Critics of wood-frame construction, including trade groups for the concrete industry, have been pushing for more stringent building codes in the wake of what they describe as a rash of dangerous fires across the country.

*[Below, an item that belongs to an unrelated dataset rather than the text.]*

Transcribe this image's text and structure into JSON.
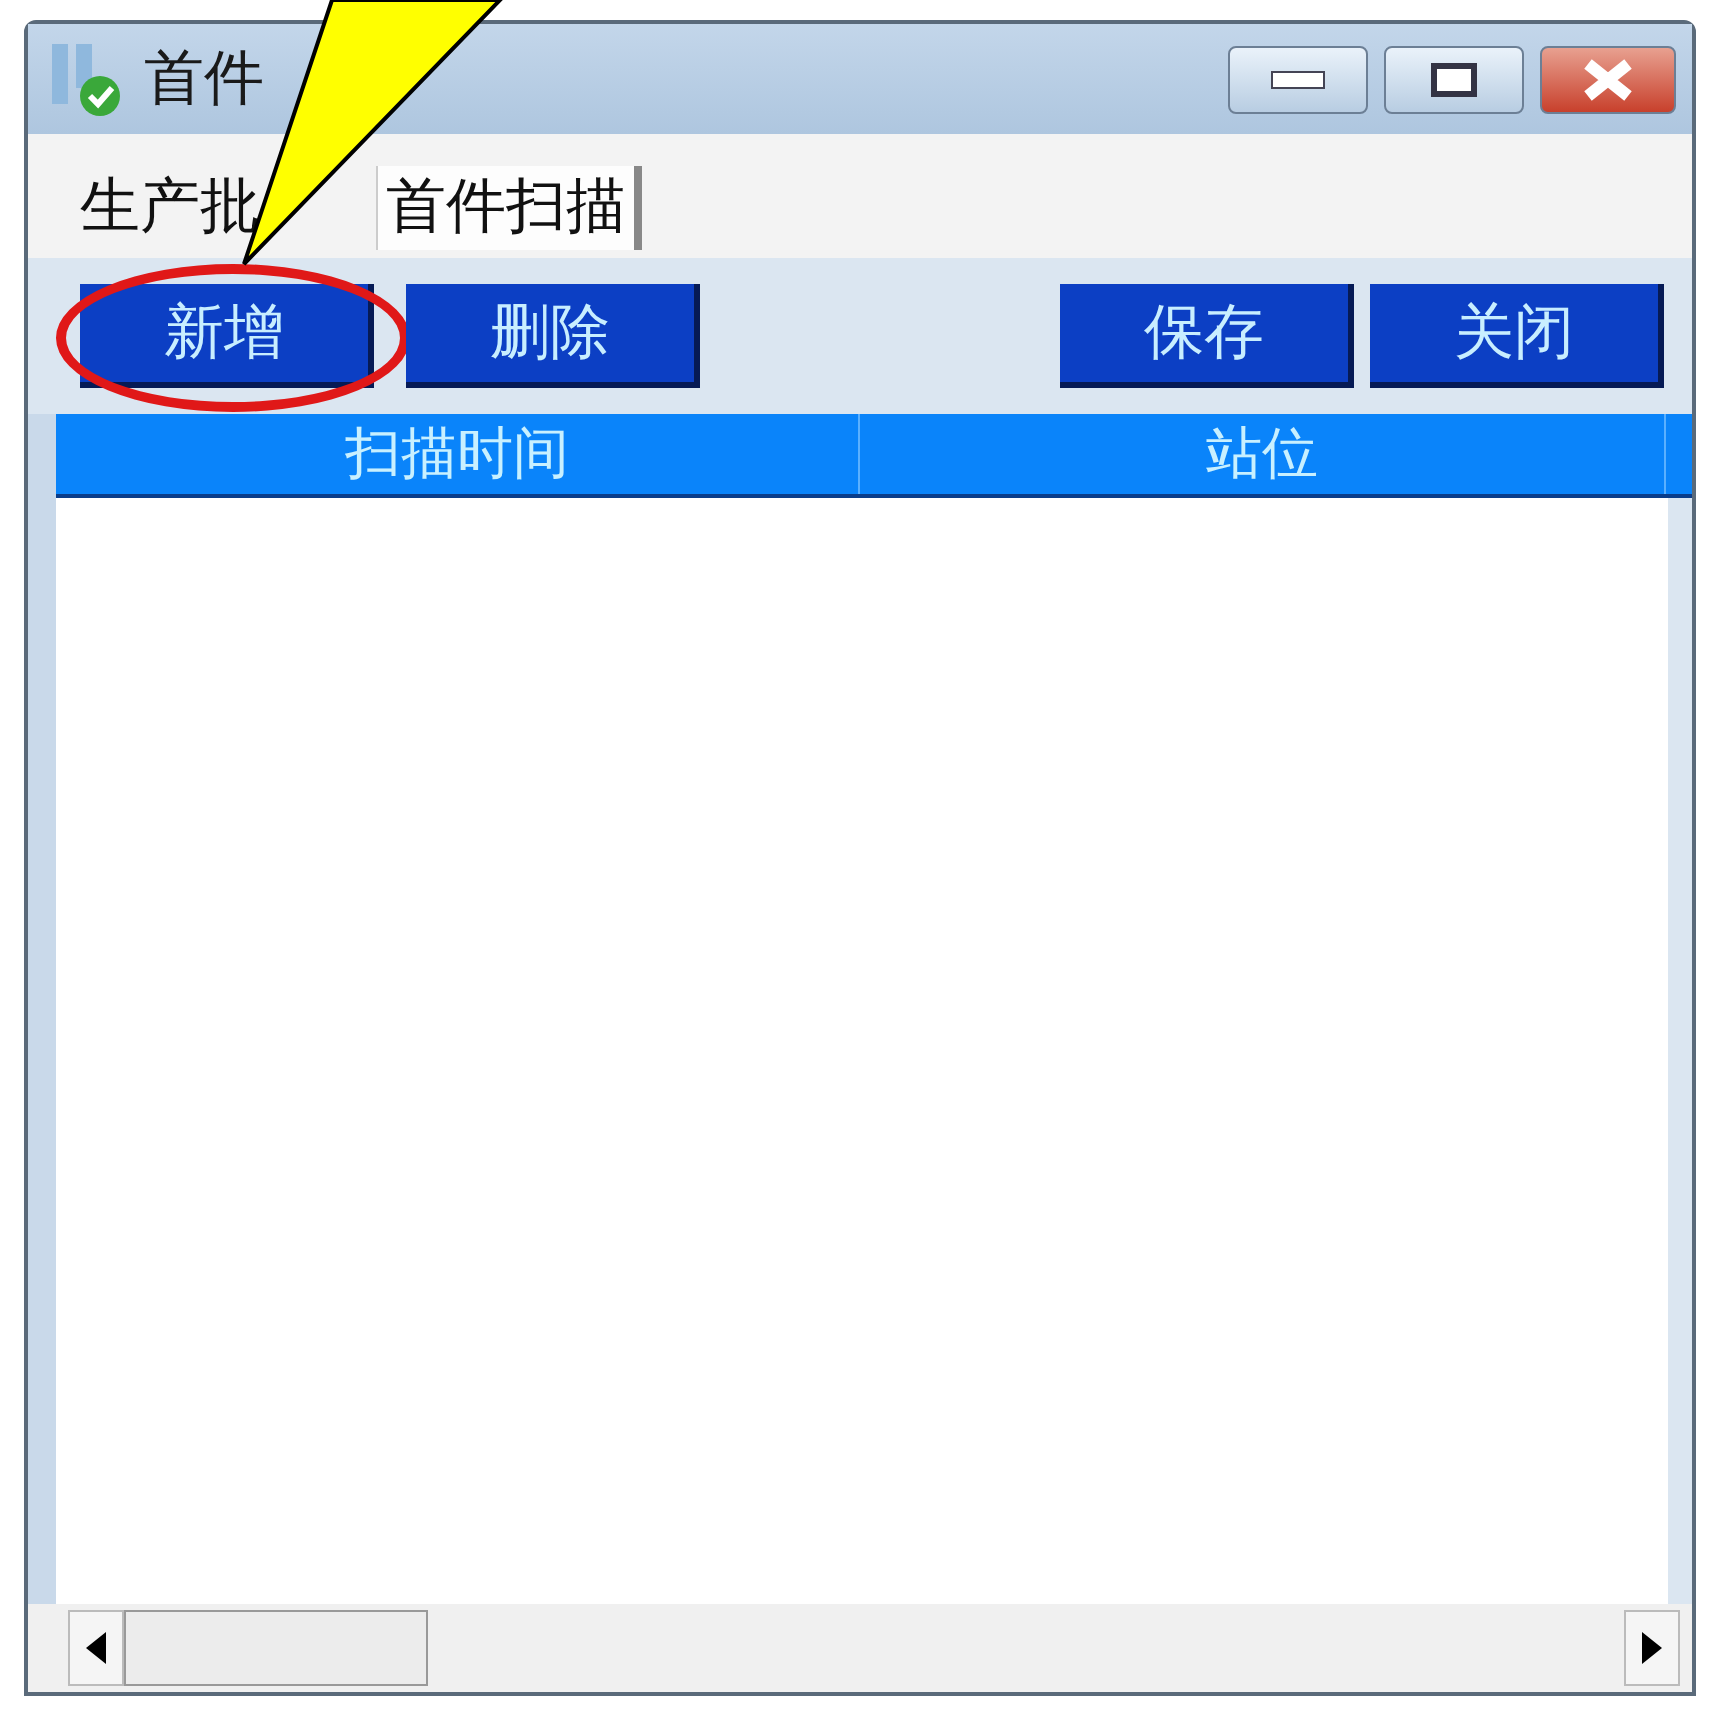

They argue that the cost savings of building with wood pale next to the fire risk.
“It’s important to keep in mind that these are people’s homes we’re talking about,” said Kevin Lawlor, spokesman for concrete industry trade group Build With Strength. “Residents and those that we rely on to protect us from fire should not have to worry that their welfare is threatened because developers would rather prioritize insignificant cost-savings over resiliency.”
The apartment complex, comprising 264 luxury apartments and 26 affordable units in buildings four or five stories tall, was slated to open next year, according to a website run by Callahan Construction Managers .
The company’s website also said the complex was constructed with wood frames.
In Waltham on Sunday, firefighters from more than a dozen communities helped battle the fire, which broke out around 4 a.m. Waltham firefighters continued spraying water on the site throughout the day to ensure the debris did not reignite, and they plan to remain on site for several days to monitor it.
Ciccone told reporters just before 7 a.m. Sunday that the complex’s five buildings had collapsed and were reduced to a “large pile of debris.”
“We had multiple explosions during the fire,” Ciccone said.
Aayesha Siddiqui, who lives on Gordon Street, a few blocks from the scene, said she awoke soon after the fire started and saw embers had landed on her husband’s car and cracked its windshield.
“There were flaming embers on the cars, on the houses,” she said.
Crews evacuated housing complexes at 48 Pine St. and 190 Moody St., according to officials. Residents at both buildings were able to return to their homes later in the day.
E&T Auto-Body on Elm St. was one of the neighboring businesses that suffered the worst damage.
Wagner Sozi, the owner of the shop, reported that at least 30 cars inside burned in the fire and some of their gas tanks exploded. The shop’s roof collapsed in the fire, he said.
“I never expected this to happen,” Sozi said. “Callahan’s a big company. They’re very good. There’s nothing [bad] we can really say about them.”
None of the neighboring buildings — the Rhino Lounge restaurant and bar or an apartment complex at 48 Pine St. — caught fire, Ciccone said.
One of the complex’s five buildings was near completion, Ciccone said, and so could have had utilities such as gas and electric already hooked up. Smoke detectors and sprinklers had been installed but were not yet operational.